How Discord and AI will shape Web 4.0

A couple years ago, I was going to publish an article how crypto exchanges were going to be replaced by wallets. The main premise is: If exchanges were to be decentralized, it makes no sense to use a centralized exchange. And since you don't need to login or even visit the DEX, as you can execute the trade directly from your wallet, then wallets will become the main gateway for 99% of users. Users won't know what exchange or liquidity provider is executing their order; and as long as it works, they won't care. This will sunset the business of exchanges as we currently have it.

While wallets are as important as ever, this didn't fully materialize. Mainly because the industry still rely on multiple centralized exchanges, and it doesn't seem that they'll be replaced soon. That being said, I still think this will play out on the longer-term, though maybe a little bit differently.

See, I've been a bit of a tech hermit in the last few years as I've been alienated with the constantly degrading web. It has been almost 4 years since I wrote that article; and the web only kept getting worse. It has become an excruciating pain to get anything done on big tech platforms. This, being mostly driven by companies trying to extract as much as possible from their current audience. Which is, not surprisingly, what dying companies and business models do.

So what will replace the current incumbents?

Discord, Telegram, AI, TikTok; or some mutant of these.

I hate TikTok but I have been recently introduced to Discord and Telegram (I am old now); and while I hated the concept of gating and the severe lack of openness, something clicked. Discord and Telegram have a bit of a learning curve, but it's not too high and it pays off handsomely.

You might be wondering how platforms like Discord or Telegram, originally created to form communities, could replace the web. These platforms were made initially for discussion. However, they allow a great deal of flexibility inside them. Your service can integrate with them through "bots". This allow the users of the platform to interact with your service through the platform UI.

Suddenly, you don't need a UI or a front-end. Or more specifically, you don't need an HTML/JavaScript UI. You use or integrate the UI provided by the platform. This is beneficial for users since they are already accustomed to the platform interface. They don't need to re-learn a different UI.

This might sound like a bad idea, but MidJourney recently launched exclusively through Discord. And it worked well. In fact, the additional social aspect was quite beneficial.

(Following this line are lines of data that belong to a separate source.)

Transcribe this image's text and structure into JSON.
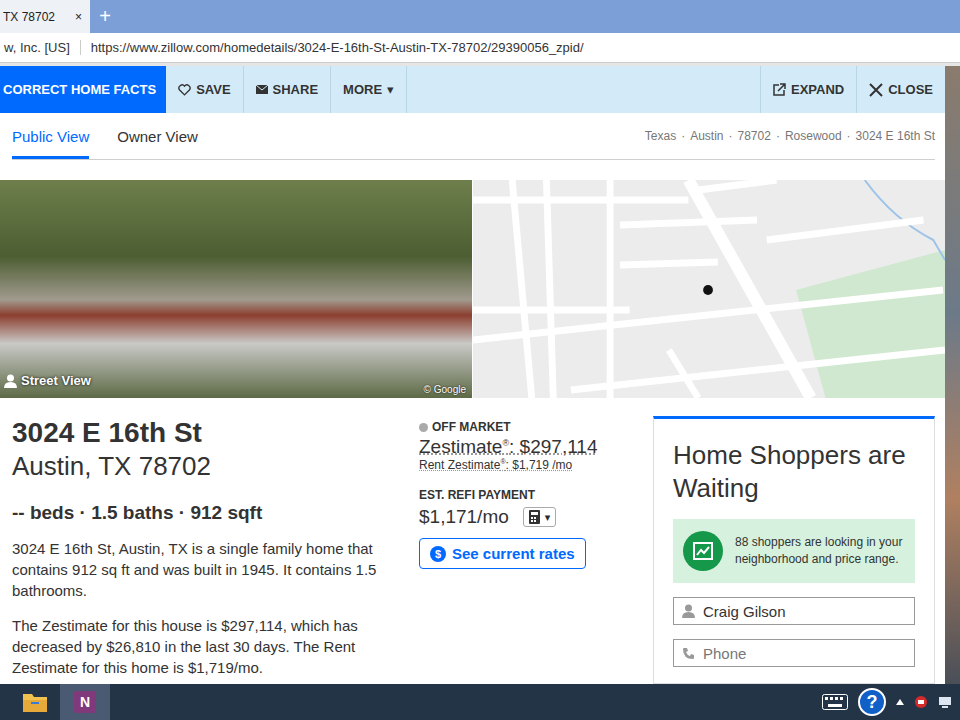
{
  "browser": {
    "tab": {
      "title": "TX 78702",
      "close": "×"
    },
    "new_tab": "+",
    "identity": "w, Inc. [US]",
    "url": "https://www.zillow.com/homedetails/3024-E-16th-St-Austin-TX-78702/29390056_zpid/"
  },
  "toolbar": {
    "primary": "CORRECT HOME FACTS",
    "actions": [
      "SAVE",
      "SHARE",
      "MORE"
    ],
    "caret": "▾",
    "right_actions": [
      "EXPAND",
      "CLOSE"
    ]
  },
  "views": [
    {
      "label": "Public View",
      "selected": true
    },
    {
      "label": "Owner View",
      "selected": false
    }
  ],
  "breadcrumb": {
    "items": [
      "Texas",
      "Austin",
      "78702",
      "Rosewood",
      "3024 E 16th St"
    ],
    "separator": "·"
  },
  "street_view": {
    "label": "Street View",
    "credit": "© Google"
  },
  "home": {
    "street": "3024 E 16th St",
    "city": "Austin, TX 78702",
    "facts": "-- beds · 1.5 baths · 912 sqft",
    "description": [
      "3024 E 16th St, Austin, TX is a single family home that contains 912 sq ft and was built in 1945. It contains 1.5 bathrooms.",
      "The Zestimate for this house is $297,114, which has decreased by $26,810 in the last 30 days. The Rent Zestimate for this home is $1,719/mo."
    ]
  },
  "valuation": {
    "status": "OFF MARKET",
    "zestimate": {
      "label": "Zestimate",
      "mark": "®",
      "value": ": $297,114"
    },
    "rent": {
      "label": "Rent Zestimate",
      "mark": "®",
      "value": ": $1,719 /mo"
    },
    "refi_label": "EST. REFI PAYMENT",
    "refi_value": "$1,171/mo",
    "caret": "▾",
    "rates_icon": "$",
    "rates_button": "See current rates"
  },
  "lead_form": {
    "title": "Home Shoppers are Waiting",
    "notice": "88 shoppers are looking in your neighborhood and price range.",
    "fields": [
      {
        "value": "Craig Gilson",
        "placeholder": false
      },
      {
        "value": "Phone",
        "placeholder": true
      }
    ]
  },
  "taskbar": {
    "onenote": {
      "glyph": "N",
      "selected": true
    },
    "help": "?"
  }
}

On-boarding is a breeze too, there are no user sign-ups!

Constraint as a feature

You might be thinking that the UI constraints of these platforms is an issue. But I think of it as a feature instead. Most users struggle through the average UI: They have to learn, remember, click buttons, and probably deal with some bugs here and there. They might want to adjust the size of the font, the size of their window, or maybe they have special preferences.

HTML tried to make standards for these issues but developers seldom respect them. Most UIs out there are terrible, and worse, they keep changing. Users don't want to learn a UI or learn about your new color scheme. They want to get things done, and fast.


If you can't architecture complicated interfaces, you'll need to rely heavily on text to interpret user intent. You can program commands that the user can execute, but users can only learn and remember so much. You need a process to interpret user intent.

This is where AI comes in. Users will interact with your application with natural language. They'll type commands in plain English, and your process will analyze this text to determine what to do.

Virtual Reality

No. Not a single chance. VR is the complete opposite of what we described above. The UI in virtual reality is at least as complex as the 2D HTML/JavaScript one. And this is the best case. This is not an opinion against VR headsets. I could see myself using one; for watching a movie, playing a game, or using it as a regular screen.

However, VR adds a ton of complexity to interfaces. This will make interfaces worse, not better. Paradoxically, the best interface (command-line) was introduced in the 60s; and it still is the case today. It is the least taxing to users: you just type a few words.


While we are not quite there yet, there is already a few working examples: Many Generative AI companies are opting to use Discord/Telegram as their interface. You can now execute (crypto) trades through Telegram. This is quite niche and limited but it's still the early days; and AI is still quite limited, expensive and closed (GPT-4)

The future

In the future, you'll login to your favorite platform. You have already connected your bank, brokerage, email, storage service, etc.. to this platform. You'll visit your bank branch (ie: group) in the platform. You'll be able to type commands like: balance show or naturally ask for There is a fraudulent transaction in my credit card in the 2nd of last month, or order a new card to my platform address.

If you are doing generative AI, you don't need to download the file from your cloud storage provider to your computer, then upload it again. You'll be able to transfer it through the platform itself. Quite handy for big files.

Your friends will be in the platform as well. Your company dashboard too. You don't need a different one (ie: Slack) because the current platform can support whatever functionality Slack can do. So you'll naturally be there too.

This is the Virtual World of Web 4.0. But instead of it being an immersion of 3D artifacts in a VR headset, it's just a chat box.

Published on

Previous Article

Subscribe by email

Get new publications from this blog directly to your email.